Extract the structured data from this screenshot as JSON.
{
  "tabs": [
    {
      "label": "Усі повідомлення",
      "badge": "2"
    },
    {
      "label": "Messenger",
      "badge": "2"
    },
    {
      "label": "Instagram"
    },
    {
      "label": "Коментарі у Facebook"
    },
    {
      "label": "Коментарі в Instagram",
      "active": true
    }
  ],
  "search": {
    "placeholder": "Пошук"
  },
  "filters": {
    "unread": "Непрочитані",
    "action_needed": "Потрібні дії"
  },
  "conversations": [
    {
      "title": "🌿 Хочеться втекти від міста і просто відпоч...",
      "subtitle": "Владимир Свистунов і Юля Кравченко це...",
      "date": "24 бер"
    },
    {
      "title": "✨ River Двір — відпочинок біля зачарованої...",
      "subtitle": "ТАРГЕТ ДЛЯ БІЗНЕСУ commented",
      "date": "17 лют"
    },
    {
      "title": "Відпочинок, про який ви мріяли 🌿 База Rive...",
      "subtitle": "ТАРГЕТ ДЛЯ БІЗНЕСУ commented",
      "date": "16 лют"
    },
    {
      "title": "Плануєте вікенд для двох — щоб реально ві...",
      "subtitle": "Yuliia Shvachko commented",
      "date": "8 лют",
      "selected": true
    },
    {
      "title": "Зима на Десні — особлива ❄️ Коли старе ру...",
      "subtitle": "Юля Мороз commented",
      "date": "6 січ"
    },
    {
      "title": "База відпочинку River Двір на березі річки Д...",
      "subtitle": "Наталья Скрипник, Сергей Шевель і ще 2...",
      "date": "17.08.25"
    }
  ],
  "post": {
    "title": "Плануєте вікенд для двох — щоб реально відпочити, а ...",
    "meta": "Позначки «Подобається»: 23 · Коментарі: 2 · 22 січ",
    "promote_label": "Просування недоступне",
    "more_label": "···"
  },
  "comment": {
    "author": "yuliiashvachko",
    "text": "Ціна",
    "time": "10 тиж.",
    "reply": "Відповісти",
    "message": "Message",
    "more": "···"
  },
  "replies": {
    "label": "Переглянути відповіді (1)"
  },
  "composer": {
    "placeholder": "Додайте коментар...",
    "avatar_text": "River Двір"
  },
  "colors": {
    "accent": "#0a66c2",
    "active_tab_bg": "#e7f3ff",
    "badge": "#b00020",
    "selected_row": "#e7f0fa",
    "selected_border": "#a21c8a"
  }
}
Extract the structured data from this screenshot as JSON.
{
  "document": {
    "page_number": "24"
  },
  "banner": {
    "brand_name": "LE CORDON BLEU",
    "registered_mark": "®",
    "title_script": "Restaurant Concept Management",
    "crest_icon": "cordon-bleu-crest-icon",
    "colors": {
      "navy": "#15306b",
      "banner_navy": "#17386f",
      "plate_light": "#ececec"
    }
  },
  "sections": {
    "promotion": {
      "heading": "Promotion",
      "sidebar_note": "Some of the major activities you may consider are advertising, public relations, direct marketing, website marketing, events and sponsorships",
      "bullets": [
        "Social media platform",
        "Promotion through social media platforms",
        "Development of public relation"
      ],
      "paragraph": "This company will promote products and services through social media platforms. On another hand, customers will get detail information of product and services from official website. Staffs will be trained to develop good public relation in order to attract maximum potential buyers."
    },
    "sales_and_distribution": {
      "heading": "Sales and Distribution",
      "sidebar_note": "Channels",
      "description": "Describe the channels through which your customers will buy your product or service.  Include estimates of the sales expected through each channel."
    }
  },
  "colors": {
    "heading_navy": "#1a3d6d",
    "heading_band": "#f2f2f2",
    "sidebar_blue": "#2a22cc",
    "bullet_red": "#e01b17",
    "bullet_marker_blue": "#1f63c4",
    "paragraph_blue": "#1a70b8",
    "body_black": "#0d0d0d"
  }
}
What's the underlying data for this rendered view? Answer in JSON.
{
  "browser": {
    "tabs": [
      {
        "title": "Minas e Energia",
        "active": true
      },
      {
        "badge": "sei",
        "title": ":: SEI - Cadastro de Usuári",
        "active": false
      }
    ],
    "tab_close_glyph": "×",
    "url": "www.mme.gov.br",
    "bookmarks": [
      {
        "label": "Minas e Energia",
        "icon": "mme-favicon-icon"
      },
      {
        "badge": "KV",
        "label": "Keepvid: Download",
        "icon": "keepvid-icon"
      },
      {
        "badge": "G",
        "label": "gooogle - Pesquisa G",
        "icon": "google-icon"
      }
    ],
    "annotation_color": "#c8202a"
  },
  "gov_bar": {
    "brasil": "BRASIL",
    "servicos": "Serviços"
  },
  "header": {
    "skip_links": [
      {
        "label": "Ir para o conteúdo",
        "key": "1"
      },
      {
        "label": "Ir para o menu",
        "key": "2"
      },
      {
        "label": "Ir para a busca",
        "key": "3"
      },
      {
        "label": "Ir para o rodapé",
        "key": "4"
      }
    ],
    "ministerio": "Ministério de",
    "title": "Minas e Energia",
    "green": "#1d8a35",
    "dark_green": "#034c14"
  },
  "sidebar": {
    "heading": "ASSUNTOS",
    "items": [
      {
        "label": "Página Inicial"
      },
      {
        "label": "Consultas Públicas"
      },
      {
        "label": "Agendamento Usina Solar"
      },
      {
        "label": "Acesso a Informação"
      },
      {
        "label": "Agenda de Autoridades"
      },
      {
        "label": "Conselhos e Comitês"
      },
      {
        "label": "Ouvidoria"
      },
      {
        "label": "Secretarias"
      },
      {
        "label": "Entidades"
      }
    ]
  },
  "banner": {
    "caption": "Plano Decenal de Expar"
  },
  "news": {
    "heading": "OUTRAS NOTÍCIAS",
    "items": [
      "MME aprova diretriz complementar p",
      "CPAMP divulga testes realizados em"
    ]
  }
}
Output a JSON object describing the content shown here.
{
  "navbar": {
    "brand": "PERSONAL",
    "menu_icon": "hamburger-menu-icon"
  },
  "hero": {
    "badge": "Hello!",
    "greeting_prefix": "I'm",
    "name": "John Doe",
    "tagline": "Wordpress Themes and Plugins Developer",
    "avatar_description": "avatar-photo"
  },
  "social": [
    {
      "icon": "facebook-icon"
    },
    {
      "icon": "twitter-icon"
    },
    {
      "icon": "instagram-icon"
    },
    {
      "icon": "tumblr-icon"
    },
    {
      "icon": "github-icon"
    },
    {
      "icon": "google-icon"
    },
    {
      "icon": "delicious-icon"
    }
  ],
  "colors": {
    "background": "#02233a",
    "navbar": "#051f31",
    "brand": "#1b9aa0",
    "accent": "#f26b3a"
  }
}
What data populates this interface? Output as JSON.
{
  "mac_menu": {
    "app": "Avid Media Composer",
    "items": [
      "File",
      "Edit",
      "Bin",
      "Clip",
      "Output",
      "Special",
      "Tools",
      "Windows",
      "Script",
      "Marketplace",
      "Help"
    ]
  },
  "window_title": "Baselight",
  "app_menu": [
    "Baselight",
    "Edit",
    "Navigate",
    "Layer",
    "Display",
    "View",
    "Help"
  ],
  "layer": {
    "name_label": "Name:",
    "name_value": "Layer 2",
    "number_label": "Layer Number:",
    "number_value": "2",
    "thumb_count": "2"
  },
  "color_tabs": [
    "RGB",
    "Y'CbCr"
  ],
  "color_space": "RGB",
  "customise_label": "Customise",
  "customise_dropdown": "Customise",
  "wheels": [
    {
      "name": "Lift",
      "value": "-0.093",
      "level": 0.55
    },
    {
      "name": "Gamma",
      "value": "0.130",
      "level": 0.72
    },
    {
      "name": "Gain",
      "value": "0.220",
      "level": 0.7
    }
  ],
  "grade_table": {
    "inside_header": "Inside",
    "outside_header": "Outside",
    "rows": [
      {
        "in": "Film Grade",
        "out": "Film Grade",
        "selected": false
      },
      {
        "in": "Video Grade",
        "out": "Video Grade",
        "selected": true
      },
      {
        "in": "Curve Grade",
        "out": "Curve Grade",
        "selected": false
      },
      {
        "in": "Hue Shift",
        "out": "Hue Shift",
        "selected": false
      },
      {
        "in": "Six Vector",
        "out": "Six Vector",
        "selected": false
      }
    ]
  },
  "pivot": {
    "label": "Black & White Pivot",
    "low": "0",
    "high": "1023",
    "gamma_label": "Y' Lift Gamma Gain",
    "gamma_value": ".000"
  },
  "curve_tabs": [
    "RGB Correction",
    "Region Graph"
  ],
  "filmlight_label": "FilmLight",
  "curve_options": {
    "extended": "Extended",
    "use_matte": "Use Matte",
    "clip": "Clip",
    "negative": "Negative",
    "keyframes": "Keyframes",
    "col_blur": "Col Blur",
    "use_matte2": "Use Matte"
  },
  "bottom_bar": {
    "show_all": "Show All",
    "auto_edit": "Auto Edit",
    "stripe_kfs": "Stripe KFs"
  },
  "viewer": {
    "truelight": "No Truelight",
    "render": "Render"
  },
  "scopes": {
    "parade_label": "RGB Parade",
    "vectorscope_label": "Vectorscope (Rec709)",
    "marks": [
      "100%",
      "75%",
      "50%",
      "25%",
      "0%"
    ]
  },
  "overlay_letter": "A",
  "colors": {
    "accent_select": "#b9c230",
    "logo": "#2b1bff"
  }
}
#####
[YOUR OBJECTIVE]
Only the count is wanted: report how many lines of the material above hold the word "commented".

[RESPONSE]
4